This could be the dominant discussion in Canada. Do you think it will have even a slight change on the earth's climate, or do you believe it's symbolism. Perhaps some people think it's a revenue policy and not an environmental one.
Canada's carbon tax is just plain stupid. It costs too much and does too little.
Carbon taxation was originally based on a right-wing, free-market theory. The simple idea, to paraphrase Milton Friedman, is that if you tax something, you get less of it. It could elegantly allow the markets to find the most efficient ways to reduce carbon without the need for government regulations. Many respectable conservative-minded people bought into this theory. Let’s look at the reality in practice.

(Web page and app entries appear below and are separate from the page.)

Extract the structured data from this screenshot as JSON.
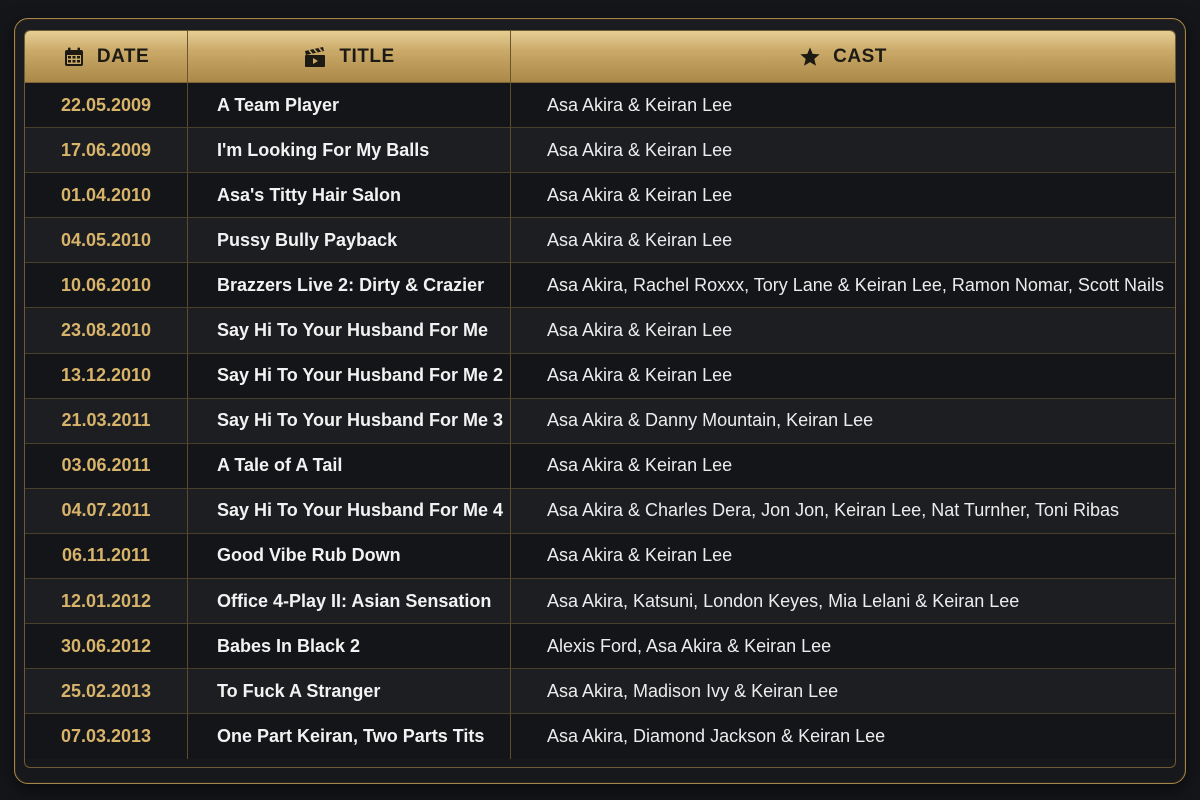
{
  "header": {
    "date_label": "DATE",
    "title_label": "TITLE",
    "cast_label": "CAST",
    "icons": {
      "date": "calendar-icon",
      "title": "clapperboard-icon",
      "cast": "star-icon"
    }
  },
  "colors": {
    "accent_gold": "#c9a868",
    "date_text": "#d8b46a",
    "background": "#15161a"
  },
  "rows": [
    {
      "date": "22.05.2009",
      "title": "A Team Player",
      "cast": "Asa Akira & Keiran Lee"
    },
    {
      "date": "17.06.2009",
      "title": "I'm Looking For My Balls",
      "cast": "Asa Akira & Keiran Lee"
    },
    {
      "date": "01.04.2010",
      "title": "Asa's Titty Hair Salon",
      "cast": "Asa Akira & Keiran Lee"
    },
    {
      "date": "04.05.2010",
      "title": "Pussy Bully Payback",
      "cast": "Asa Akira & Keiran Lee"
    },
    {
      "date": "10.06.2010",
      "title": "Brazzers Live 2: Dirty & Crazier",
      "cast": "Asa Akira, Rachel Roxxx, Tory Lane & Keiran Lee, Ramon Nomar, Scott Nails"
    },
    {
      "date": "23.08.2010",
      "title": "Say Hi To Your Husband For Me",
      "cast": "Asa Akira & Keiran Lee"
    },
    {
      "date": "13.12.2010",
      "title": "Say Hi To Your Husband For Me 2",
      "cast": "Asa Akira & Keiran Lee"
    },
    {
      "date": "21.03.2011",
      "title": "Say Hi To Your Husband For Me 3",
      "cast": "Asa Akira & Danny Mountain, Keiran Lee"
    },
    {
      "date": "03.06.2011",
      "title": "A Tale of A Tail",
      "cast": "Asa Akira & Keiran Lee"
    },
    {
      "date": "04.07.2011",
      "title": "Say Hi To Your Husband For Me 4",
      "cast": "Asa Akira & Charles Dera, Jon Jon, Keiran Lee, Nat Turnher, Toni Ribas"
    },
    {
      "date": "06.11.2011",
      "title": "Good Vibe Rub Down",
      "cast": "Asa Akira & Keiran Lee"
    },
    {
      "date": "12.01.2012",
      "title": "Office 4-Play II: Asian Sensation",
      "cast": "Asa Akira, Katsuni, London Keyes, Mia Lelani & Keiran Lee"
    },
    {
      "date": "30.06.2012",
      "title": "Babes In Black 2",
      "cast": "Alexis Ford, Asa Akira & Keiran Lee"
    },
    {
      "date": "25.02.2013",
      "title": "To Fuck A Stranger",
      "cast": "Asa Akira, Madison Ivy & Keiran Lee"
    },
    {
      "date": "07.03.2013",
      "title": "One Part Keiran, Two Parts Tits",
      "cast": "Asa Akira, Diamond Jackson & Keiran Lee"
    }
  ]
}
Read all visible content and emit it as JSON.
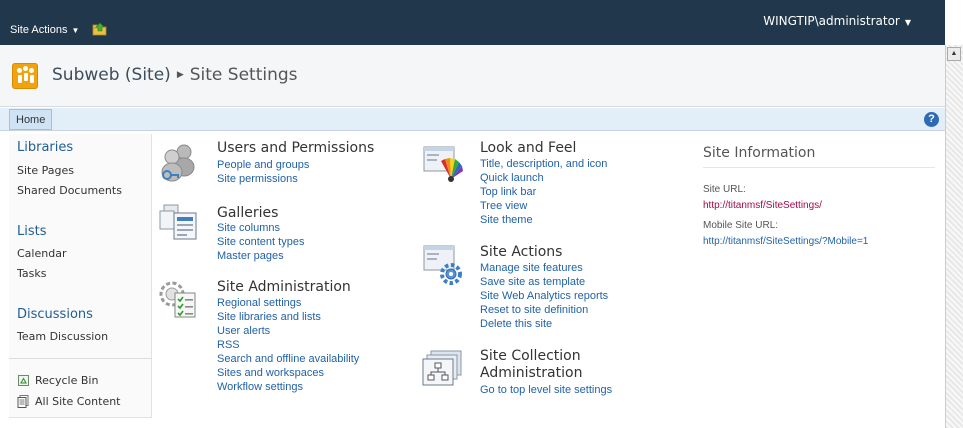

Theoretically, carbon prices are supposed to reduce regulation. However, in every jurisdiction where carbon pricing has been implemented, it doesn’t reduce regulation — it increases it. Carbon-pricing schemes in Europe, California and Canada are all very complicated. The Canadian government just recently introduced 500 new pages of legislation and regulation.
Another problem is carbon leakage, which occurs when production and investment simply move to jurisdictions without a carbon tax. In this case, emissions are simply displaced in whole or in part.
Carbon leakage is worse than you think, as it can actually increase global emissions. Take the case of Canadian aluminum, which produces only two tonnes of carbon per tonne, versus American aluminum at 11 tonnes of carbon per tonne. In practice, no one should have to explain to an aluminum worker that they lost their job because “after all, we all need to do our part,” only to have global emissions increase 550 per cent as a result. (To generalize this example, Canada’s economy is 70 per cent reliant on trade, and 80 per cent of our trade is with the United States, which has not imposed a carbon tax.)
The other problem we find in practice: Demand for hydrocarbons is very inelastic. People will pay what it takes to heat their homes and get to work. The Conference Board of Canada found that even a $200/tonne carbon tax would only reduce 12 megatonnes of Canadian emissions before carbon leakage. Global carbon would likely only be reduced by 70 per cent of this amount. Meanwhile, just one large LNG plant could achieve more than that by replacing coal in China with natural gas.
Canada has a global comparative advantage in carbon in many industries because of our high environmental standards. A global approach to capitalizing on Canada’s environmental advantage would yield a double dividend of a stronger economy and a cleaner global environment. Carbon pricing, on the other hand, may create a green paradox — policies meant to reduce emissions that not only eliminate some people’s jobs, but increase global emissions. https://business.financialpost.com/opin ... re-idiotic
Trudeau's carbon tax is the worst of all worlds: kills jobs, artificially raises the cost of living, lowers investment and does nothing to reduce emissions.